Maiden is a Global Ambassador for the Empowerment of Girls through Education

Our Lawhill Maritime Centre visit!

By Louise Brown

Seven of us set off for the presentation at Lawhill yesterday. I drove, Greg was navigating and in the back of the minibus were MC, Vuyi, Lungi, Sarah and Lizzie, our documentary filmmaker, who was the assistant producer of the first Maiden documentary. It’s a great drive from Cape Town over the top to Simons Town. We enjoyed the huge skies, magnificent mountain ranges and white beaches on the way to our first school presentation here in South Africa.

We arrived in good time and was greeted by Faye, whom we had met at the wonderful arrival ceremony on the 5th January. The amazing Debbie Owen, Head of Lawhill, started the presentation upstairs with the other guests who had come to welcome us. They included alumni – Nqobile Khuzwayo, (who had just completed the leg from Dakar to Cape Town aboard Maiden) Anele May, Sylvino October, sponsors – Phil and Anne Wade, David Abromowitz, Mike and Mrs Melly, Thalia Hock and Lucrecia Harrison the acting principal of Simons Town School.

At Lawhill Maritime, students are provided with specialised knowledge and skills in their last three years of secondary schooling (Grades 10 to 12). The centre has, since 1995, made it possible for hundreds of young South Africans to embark on successful careers in the maritime and other industries. Their maritime studies programme is one of very few examples of a specific industry playing a role; it began as a pilot programme in 1995, and provides industry-focused education which improves the school leaver’s chances of finding employment.
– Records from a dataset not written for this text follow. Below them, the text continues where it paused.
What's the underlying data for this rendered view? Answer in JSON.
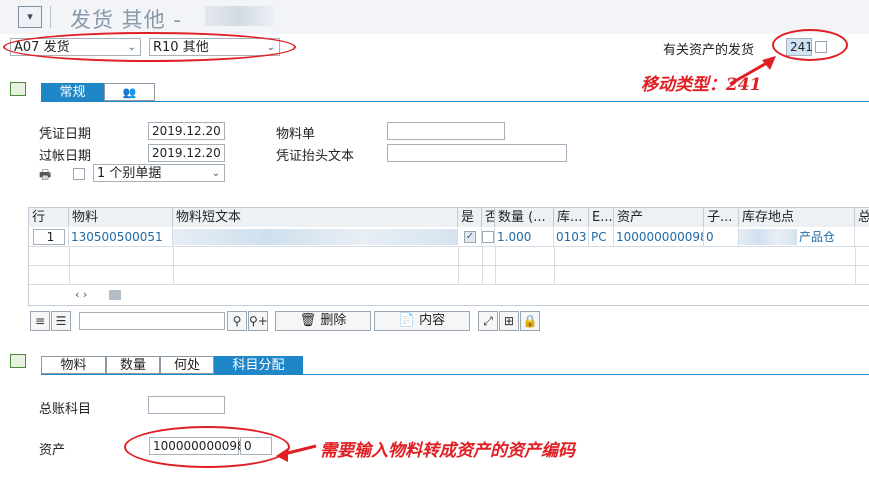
{
  "header": {
    "title": "发货 其他 -",
    "movement_group": "A07 发货",
    "ref_type": "R10 其他",
    "asset_mvt_label": "有关资产的发货",
    "movement_type": "241",
    "annotation_mvt": "移动类型：241"
  },
  "tabs_top": [
    {
      "label": "常规"
    },
    {
      "label": ""
    }
  ],
  "general": {
    "doc_date_label": "凭证日期",
    "doc_date": "2019.12.20",
    "post_date_label": "过帐日期",
    "post_date": "2019.12.20",
    "material_slip_label": "物料单",
    "header_text_label": "凭证抬头文本",
    "print_option": "1 个别单据"
  },
  "table": {
    "columns": [
      "行",
      "物料",
      "物料短文本",
      "是",
      "否",
      "数量 (...",
      "库...",
      "E...",
      "资产",
      "子...",
      "库存地点",
      "总"
    ],
    "rows": [
      {
        "line": "1",
        "material": "130500500051",
        "quantity": "1.000",
        "plant": "0103",
        "unit": "PC",
        "asset": "100000000098",
        "sub": "0",
        "storage": "产品仓"
      }
    ],
    "scroll_hint": "‹ ›"
  },
  "toolbar": {
    "delete_label": "删除",
    "content_label": "内容"
  },
  "tabs_detail": [
    {
      "label": "物料"
    },
    {
      "label": "数量"
    },
    {
      "label": "何处"
    },
    {
      "label": "科目分配"
    }
  ],
  "account": {
    "gl_label": "总账科目",
    "asset_label": "资产",
    "asset_value": "100000000098",
    "asset_sub": "0",
    "annotation_asset": "需要输入物料转成资产的资产编码"
  },
  "colors": {
    "accent": "#1f87c8",
    "annotation": "#e01f25"
  }
}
Since its inception, more than 1000 young South Africans have passed through the programme, many of them pursuing successful careers in the maritime industry, both ashore and at sea, while others have gone on to make their mark in other industries. The three specialised subjects offered are Maritime Economics, Nautical Science and Marine Sciences.
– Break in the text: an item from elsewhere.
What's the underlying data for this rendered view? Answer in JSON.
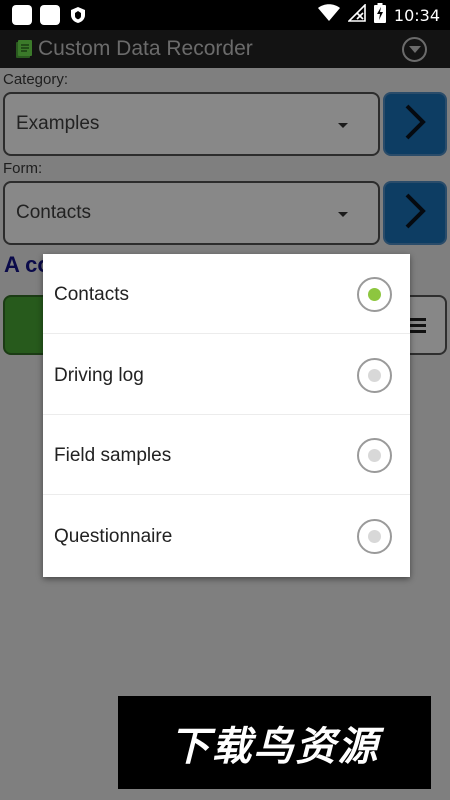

Because Lawhill receives no state funding, its students – the majority of whom come from financially-stressed homes – are reliant on bursaries provided by the maritime and related industries to fund their education. All of this was so impressive and we could certainly see the difference it was making to young women like Nqobile, who we so enjoyed having aboard for a month-long passage.

We heard the school bell at three o’clock and it was our turn to inspire! We followed Debbie down to the huge classroom that had been chosen for us to use. The students came in and sat down after excitedly greeting Nqobile, who was standing at the front with the other crew members. It was lovely to see the affection and admiration the young learners had for her. 
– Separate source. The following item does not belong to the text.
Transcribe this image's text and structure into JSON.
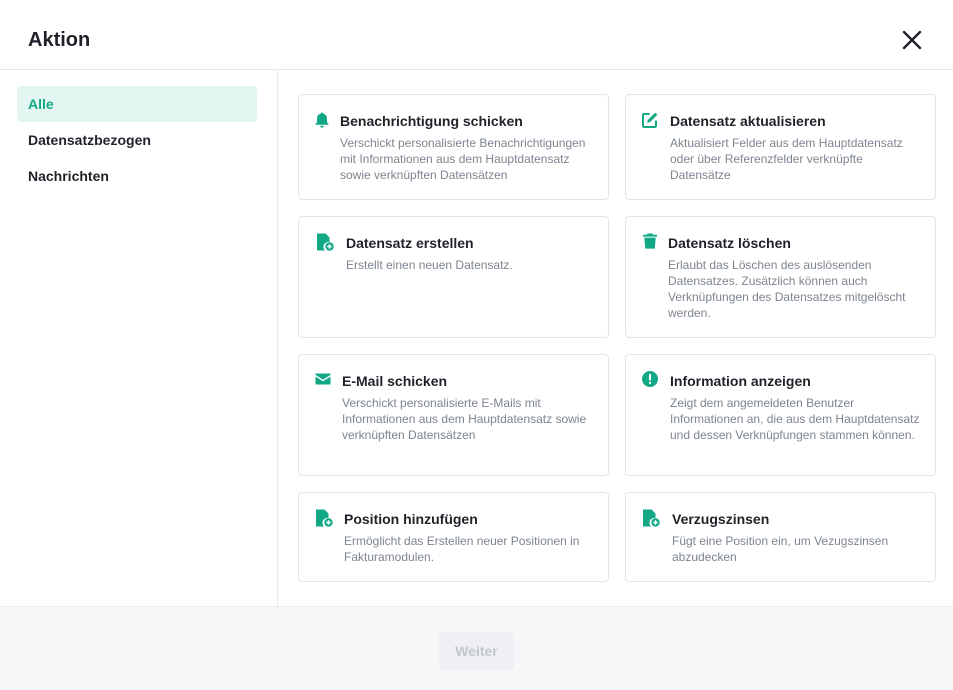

Our video presentation was well received and then Lungi gave a wonderful account of her story and how she came to be standing in front of the audience yesterday. Next up was Vuyi, she was understandably nervous about standing up in front of over 100 people, but she was very brave and literally brought the house down! Her background has been so tough; she has, against the odds, succeeded and has realised her dreams. She is an inspiration to all of us and spoke from the heart, I don’t think we could have been prouder of her. She just shone.

After this we had the pleasure of including Wasfie Albertyn from Inmarsat, in our presentation to talk about global comms and how satellites work. Inmarsat is The Maiden Factor’s communications partner. There were some great questions to both Inmarsat and the Maiden crew. I think the most interesting one for us was ‘How do satellites stay in orbit, what fuels them?’ We learnt that they have enough fuel for 20 years!

The final question was for Nqobile, who gave such a powerful speech we were in the presence of greatness. She really is a force of nature and it will only be a matter of time before the whole world knows her name.

Whilst Lizzie was interviewing teaching staff and students in the courtyard, we told the students we had the spinnaker next door. They couldn’t wait to go and put their hand prints on it having seen it on our video! I’m pretty sure it was a record number of handprints in half an hour ever – it was like an army operation and executed to perfection by all involved. Well done team!

It was suddenly 5:30 and time to leave. The school had planned a special ceremony for us: Lawhill proved that when they do something they do it with style. We walked down the open air corridor with students lining the sides clapping us out, then we turned to walk down the steps to find the choir on either side chanting and dancing as we stepped between them. The songs and dancing continued as we stood and soaked up the fabulous and emotional atmosphere of a truly beautiful South African farewell.